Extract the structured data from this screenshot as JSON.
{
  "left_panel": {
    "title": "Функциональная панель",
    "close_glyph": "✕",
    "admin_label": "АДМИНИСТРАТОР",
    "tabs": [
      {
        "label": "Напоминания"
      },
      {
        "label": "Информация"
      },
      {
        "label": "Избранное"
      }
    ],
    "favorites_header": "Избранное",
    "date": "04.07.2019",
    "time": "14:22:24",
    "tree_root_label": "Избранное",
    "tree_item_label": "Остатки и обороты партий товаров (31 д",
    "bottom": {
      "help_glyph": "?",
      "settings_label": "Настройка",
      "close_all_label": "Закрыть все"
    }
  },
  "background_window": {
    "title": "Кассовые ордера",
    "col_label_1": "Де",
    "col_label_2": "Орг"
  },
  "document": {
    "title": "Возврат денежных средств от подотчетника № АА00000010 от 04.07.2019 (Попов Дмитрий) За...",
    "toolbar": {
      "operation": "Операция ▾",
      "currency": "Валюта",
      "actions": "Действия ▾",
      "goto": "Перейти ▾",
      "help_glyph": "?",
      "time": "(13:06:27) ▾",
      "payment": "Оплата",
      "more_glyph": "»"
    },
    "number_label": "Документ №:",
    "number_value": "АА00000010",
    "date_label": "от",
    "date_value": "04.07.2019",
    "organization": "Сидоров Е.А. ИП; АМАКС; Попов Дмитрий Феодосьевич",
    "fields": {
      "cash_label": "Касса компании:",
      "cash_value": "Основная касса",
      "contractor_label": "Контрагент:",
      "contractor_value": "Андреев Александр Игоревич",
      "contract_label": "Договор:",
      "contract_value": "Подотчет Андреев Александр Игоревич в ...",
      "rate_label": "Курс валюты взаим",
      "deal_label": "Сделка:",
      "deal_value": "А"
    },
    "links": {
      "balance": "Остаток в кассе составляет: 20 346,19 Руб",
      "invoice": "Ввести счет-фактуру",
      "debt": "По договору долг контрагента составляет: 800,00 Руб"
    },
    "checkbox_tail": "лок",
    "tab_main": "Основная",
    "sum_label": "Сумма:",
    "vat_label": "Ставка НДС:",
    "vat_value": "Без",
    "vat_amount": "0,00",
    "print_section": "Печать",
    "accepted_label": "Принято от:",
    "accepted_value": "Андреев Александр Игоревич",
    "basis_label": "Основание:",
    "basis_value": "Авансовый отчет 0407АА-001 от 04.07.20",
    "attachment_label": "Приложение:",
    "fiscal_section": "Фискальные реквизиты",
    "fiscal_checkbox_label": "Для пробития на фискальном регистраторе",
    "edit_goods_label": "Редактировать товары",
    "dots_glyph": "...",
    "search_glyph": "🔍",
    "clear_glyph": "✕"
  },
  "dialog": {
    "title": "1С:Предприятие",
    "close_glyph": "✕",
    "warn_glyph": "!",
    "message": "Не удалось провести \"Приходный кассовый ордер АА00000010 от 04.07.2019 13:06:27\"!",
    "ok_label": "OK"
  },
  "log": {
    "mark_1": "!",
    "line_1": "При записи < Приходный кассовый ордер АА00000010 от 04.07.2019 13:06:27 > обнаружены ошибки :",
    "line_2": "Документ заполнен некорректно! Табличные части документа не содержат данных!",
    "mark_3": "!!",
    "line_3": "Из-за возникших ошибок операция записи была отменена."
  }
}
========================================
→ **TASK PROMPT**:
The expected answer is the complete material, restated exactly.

→ **TASK RESULT**:
Extract the structured data from this screenshot as JSON.
{
  "left_panel": {
    "title": "Функциональная панель",
    "close_glyph": "✕",
    "admin_label": "АДМИНИСТРАТОР",
    "tabs": [
      {
        "label": "Напоминания"
      },
      {
        "label": "Информация"
      },
      {
        "label": "Избранное"
      }
    ],
    "favorites_header": "Избранное",
    "date": "04.07.2019",
    "time": "14:22:24",
    "tree_root_label": "Избранное",
    "tree_item_label": "Остатки и обороты партий товаров (31 д",
    "bottom": {
      "help_glyph": "?",
      "settings_label": "Настройка",
      "close_all_label": "Закрыть все"
    }
  },
  "background_window": {
    "title": "Кассовые ордера",
    "col_label_1": "Де",
    "col_label_2": "Орг"
  },
  "document": {
    "title": "Возврат денежных средств от подотчетника № АА00000010 от 04.07.2019 (Попов Дмитрий) За...",
    "toolbar": {
      "operation": "Операция ▾",
      "currency": "Валюта",
      "actions": "Действия ▾",
      "goto": "Перейти ▾",
      "help_glyph": "?",
      "time": "(13:06:27) ▾",
      "payment": "Оплата",
      "more_glyph": "»"
    },
    "number_label": "Документ №:",
    "number_value": "АА00000010",
    "date_label": "от",
    "date_value": "04.07.2019",
    "organization": "Сидоров Е.А. ИП; АМАКС; Попов Дмитрий Феодосьевич",
    "fields": {
      "cash_label": "Касса компании:",
      "cash_value": "Основная касса",
      "contractor_label": "Контрагент:",
      "contractor_value": "Андреев Александр Игоревич",
      "contract_label": "Договор:",
      "contract_value": "Подотчет Андреев Александр Игоревич в ...",
      "rate_label": "Курс валюты взаим",
      "deal_label": "Сделка:",
      "deal_value": "А"
    },
    "links": {
      "balance": "Остаток в кассе составляет: 20 346,19 Руб",
      "invoice": "Ввести счет-фактуру",
      "debt": "По договору долг контрагента составляет: 800,00 Руб"
    },
    "checkbox_tail": "лок",
    "tab_main": "Основная",
    "sum_label": "Сумма:",
    "vat_label": "Ставка НДС:",
    "vat_value": "Без",
    "vat_amount": "0,00",
    "print_section": "Печать",
    "accepted_label": "Принято от:",
    "accepted_value": "Андреев Александр Игоревич",
    "basis_label": "Основание:",
    "basis_value": "Авансовый отчет 0407АА-001 от 04.07.20",
    "attachment_label": "Приложение:",
    "fiscal_section": "Фискальные реквизиты",
    "fiscal_checkbox_label": "Для пробития на фискальном регистраторе",
    "edit_goods_label": "Редактировать товары",
    "dots_glyph": "...",
    "search_glyph": "🔍",
    "clear_glyph": "✕"
  },
  "dialog": {
    "title": "1С:Предприятие",
    "close_glyph": "✕",
    "warn_glyph": "!",
    "message": "Не удалось провести \"Приходный кассовый ордер АА00000010 от 04.07.2019 13:06:27\"!",
    "ok_label": "OK"
  },
  "log": {
    "mark_1": "!",
    "line_1": "При записи < Приходный кассовый ордер АА00000010 от 04.07.2019 13:06:27 > обнаружены ошибки :",
    "line_2": "Документ заполнен некорректно! Табличные части документа не содержат данных!",
    "mark_3": "!!",
    "line_3": "Из-за возникших ошибок операция записи была отменена."
  }
}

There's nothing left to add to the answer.